━━━ EXCERPTED RECORDS

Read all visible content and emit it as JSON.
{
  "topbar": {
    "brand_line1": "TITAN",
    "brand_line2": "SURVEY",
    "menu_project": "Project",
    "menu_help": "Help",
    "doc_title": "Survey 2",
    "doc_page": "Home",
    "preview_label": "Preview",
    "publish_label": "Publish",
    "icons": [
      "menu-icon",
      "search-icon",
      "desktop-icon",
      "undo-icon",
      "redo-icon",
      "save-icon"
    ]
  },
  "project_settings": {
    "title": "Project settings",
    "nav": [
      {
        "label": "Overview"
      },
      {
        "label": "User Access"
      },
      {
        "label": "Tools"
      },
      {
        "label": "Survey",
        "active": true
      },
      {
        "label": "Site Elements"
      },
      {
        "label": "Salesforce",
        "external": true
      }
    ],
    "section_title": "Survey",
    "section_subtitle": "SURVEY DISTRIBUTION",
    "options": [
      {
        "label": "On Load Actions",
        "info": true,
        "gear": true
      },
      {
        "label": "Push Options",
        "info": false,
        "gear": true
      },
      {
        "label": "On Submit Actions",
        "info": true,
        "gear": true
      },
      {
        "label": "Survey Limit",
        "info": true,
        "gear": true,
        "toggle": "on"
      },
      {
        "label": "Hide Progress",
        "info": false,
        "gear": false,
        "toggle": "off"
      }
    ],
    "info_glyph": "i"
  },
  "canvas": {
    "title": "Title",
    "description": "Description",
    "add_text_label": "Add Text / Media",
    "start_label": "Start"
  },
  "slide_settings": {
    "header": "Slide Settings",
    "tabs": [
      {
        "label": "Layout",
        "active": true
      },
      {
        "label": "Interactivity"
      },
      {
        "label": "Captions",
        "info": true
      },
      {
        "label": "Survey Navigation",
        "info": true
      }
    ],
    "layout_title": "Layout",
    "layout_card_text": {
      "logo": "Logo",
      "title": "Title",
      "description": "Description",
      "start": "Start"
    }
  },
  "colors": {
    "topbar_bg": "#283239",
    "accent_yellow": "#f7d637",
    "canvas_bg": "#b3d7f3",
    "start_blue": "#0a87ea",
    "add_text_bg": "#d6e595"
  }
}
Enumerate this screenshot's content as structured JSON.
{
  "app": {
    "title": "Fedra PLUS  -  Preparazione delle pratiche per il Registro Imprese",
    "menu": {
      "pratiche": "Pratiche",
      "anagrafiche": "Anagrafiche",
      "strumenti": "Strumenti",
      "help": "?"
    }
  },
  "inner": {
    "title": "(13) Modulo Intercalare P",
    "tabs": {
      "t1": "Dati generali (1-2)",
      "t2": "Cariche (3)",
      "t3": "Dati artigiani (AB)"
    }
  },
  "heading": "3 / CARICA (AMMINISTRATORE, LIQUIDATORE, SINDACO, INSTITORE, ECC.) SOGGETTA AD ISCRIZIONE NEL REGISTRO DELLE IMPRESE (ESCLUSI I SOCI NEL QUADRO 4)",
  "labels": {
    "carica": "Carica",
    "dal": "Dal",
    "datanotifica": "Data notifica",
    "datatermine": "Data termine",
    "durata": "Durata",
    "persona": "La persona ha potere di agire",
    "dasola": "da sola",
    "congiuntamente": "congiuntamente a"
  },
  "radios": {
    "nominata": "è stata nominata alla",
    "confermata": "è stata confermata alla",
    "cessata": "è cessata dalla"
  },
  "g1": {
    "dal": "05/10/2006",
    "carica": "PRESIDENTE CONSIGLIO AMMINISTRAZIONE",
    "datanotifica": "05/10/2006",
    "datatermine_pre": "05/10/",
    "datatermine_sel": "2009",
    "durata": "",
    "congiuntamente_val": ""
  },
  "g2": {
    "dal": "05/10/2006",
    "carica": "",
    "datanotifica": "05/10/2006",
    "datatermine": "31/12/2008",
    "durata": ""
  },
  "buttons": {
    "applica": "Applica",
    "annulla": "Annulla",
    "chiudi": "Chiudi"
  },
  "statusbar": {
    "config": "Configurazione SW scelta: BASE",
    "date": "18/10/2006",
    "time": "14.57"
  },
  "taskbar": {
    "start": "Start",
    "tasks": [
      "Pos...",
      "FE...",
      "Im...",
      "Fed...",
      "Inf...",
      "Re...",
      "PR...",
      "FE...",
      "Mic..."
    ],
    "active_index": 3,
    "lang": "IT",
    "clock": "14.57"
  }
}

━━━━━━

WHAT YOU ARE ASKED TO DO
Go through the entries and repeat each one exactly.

SOLUTION
Read all visible content and emit it as JSON.
{
  "topbar": {
    "brand_line1": "TITAN",
    "brand_line2": "SURVEY",
    "menu_project": "Project",
    "menu_help": "Help",
    "doc_title": "Survey 2",
    "doc_page": "Home",
    "preview_label": "Preview",
    "publish_label": "Publish",
    "icons": [
      "menu-icon",
      "search-icon",
      "desktop-icon",
      "undo-icon",
      "redo-icon",
      "save-icon"
    ]
  },
  "project_settings": {
    "title": "Project settings",
    "nav": [
      {
        "label": "Overview"
      },
      {
        "label": "User Access"
      },
      {
        "label": "Tools"
      },
      {
        "label": "Survey",
        "active": true
      },
      {
        "label": "Site Elements"
      },
      {
        "label": "Salesforce",
        "external": true
      }
    ],
    "section_title": "Survey",
    "section_subtitle": "SURVEY DISTRIBUTION",
    "options": [
      {
        "label": "On Load Actions",
        "info": true,
        "gear": true
      },
      {
        "label": "Push Options",
        "info": false,
        "gear": true
      },
      {
        "label": "On Submit Actions",
        "info": true,
        "gear": true
      },
      {
        "label": "Survey Limit",
        "info": true,
        "gear": true,
        "toggle": "on"
      },
      {
        "label": "Hide Progress",
        "info": false,
        "gear": false,
        "toggle": "off"
      }
    ],
    "info_glyph": "i"
  },
  "canvas": {
    "title": "Title",
    "description": "Description",
    "add_text_label": "Add Text / Media",
    "start_label": "Start"
  },
  "slide_settings": {
    "header": "Slide Settings",
    "tabs": [
      {
        "label": "Layout",
        "active": true
      },
      {
        "label": "Interactivity"
      },
      {
        "label": "Captions",
        "info": true
      },
      {
        "label": "Survey Navigation",
        "info": true
      }
    ],
    "layout_title": "Layout",
    "layout_card_text": {
      "logo": "Logo",
      "title": "Title",
      "description": "Description",
      "start": "Start"
    }
  },
  "colors": {
    "topbar_bg": "#283239",
    "accent_yellow": "#f7d637",
    "canvas_bg": "#b3d7f3",
    "start_blue": "#0a87ea",
    "add_text_bg": "#d6e595"
  }
}
Enumerate this screenshot's content as structured JSON.
{
  "app": {
    "title": "Fedra PLUS  -  Preparazione delle pratiche per il Registro Imprese",
    "menu": {
      "pratiche": "Pratiche",
      "anagrafiche": "Anagrafiche",
      "strumenti": "Strumenti",
      "help": "?"
    }
  },
  "inner": {
    "title": "(13) Modulo Intercalare P",
    "tabs": {
      "t1": "Dati generali (1-2)",
      "t2": "Cariche (3)",
      "t3": "Dati artigiani (AB)"
    }
  },
  "heading": "3 / CARICA (AMMINISTRATORE, LIQUIDATORE, SINDACO, INSTITORE, ECC.) SOGGETTA AD ISCRIZIONE NEL REGISTRO DELLE IMPRESE (ESCLUSI I SOCI NEL QUADRO 4)",
  "labels": {
    "carica": "Carica",
    "dal": "Dal",
    "datanotifica": "Data notifica",
    "datatermine": "Data termine",
    "durata": "Durata",
    "persona": "La persona ha potere di agire",
    "dasola": "da sola",
    "congiuntamente": "congiuntamente a"
  },
  "radios": {
    "nominata": "è stata nominata alla",
    "confermata": "è stata confermata alla",
    "cessata": "è cessata dalla"
  },
  "g1": {
    "dal": "05/10/2006",
    "carica": "PRESIDENTE CONSIGLIO AMMINISTRAZIONE",
    "datanotifica": "05/10/2006",
    "datatermine_pre": "05/10/",
    "datatermine_sel": "2009",
    "durata": "",
    "congiuntamente_val": ""
  },
  "g2": {
    "dal": "05/10/2006",
    "carica": "",
    "datanotifica": "05/10/2006",
    "datatermine": "31/12/2008",
    "durata": ""
  },
  "buttons": {
    "applica": "Applica",
    "annulla": "Annulla",
    "chiudi": "Chiudi"
  },
  "statusbar": {
    "config": "Configurazione SW scelta: BASE",
    "date": "18/10/2006",
    "time": "14.57"
  },
  "taskbar": {
    "start": "Start",
    "tasks": [
      "Pos...",
      "FE...",
      "Im...",
      "Fed...",
      "Inf...",
      "Re...",
      "PR...",
      "FE...",
      "Mic..."
    ],
    "active_index": 3,
    "lang": "IT",
    "clock": "14.57"
  }
}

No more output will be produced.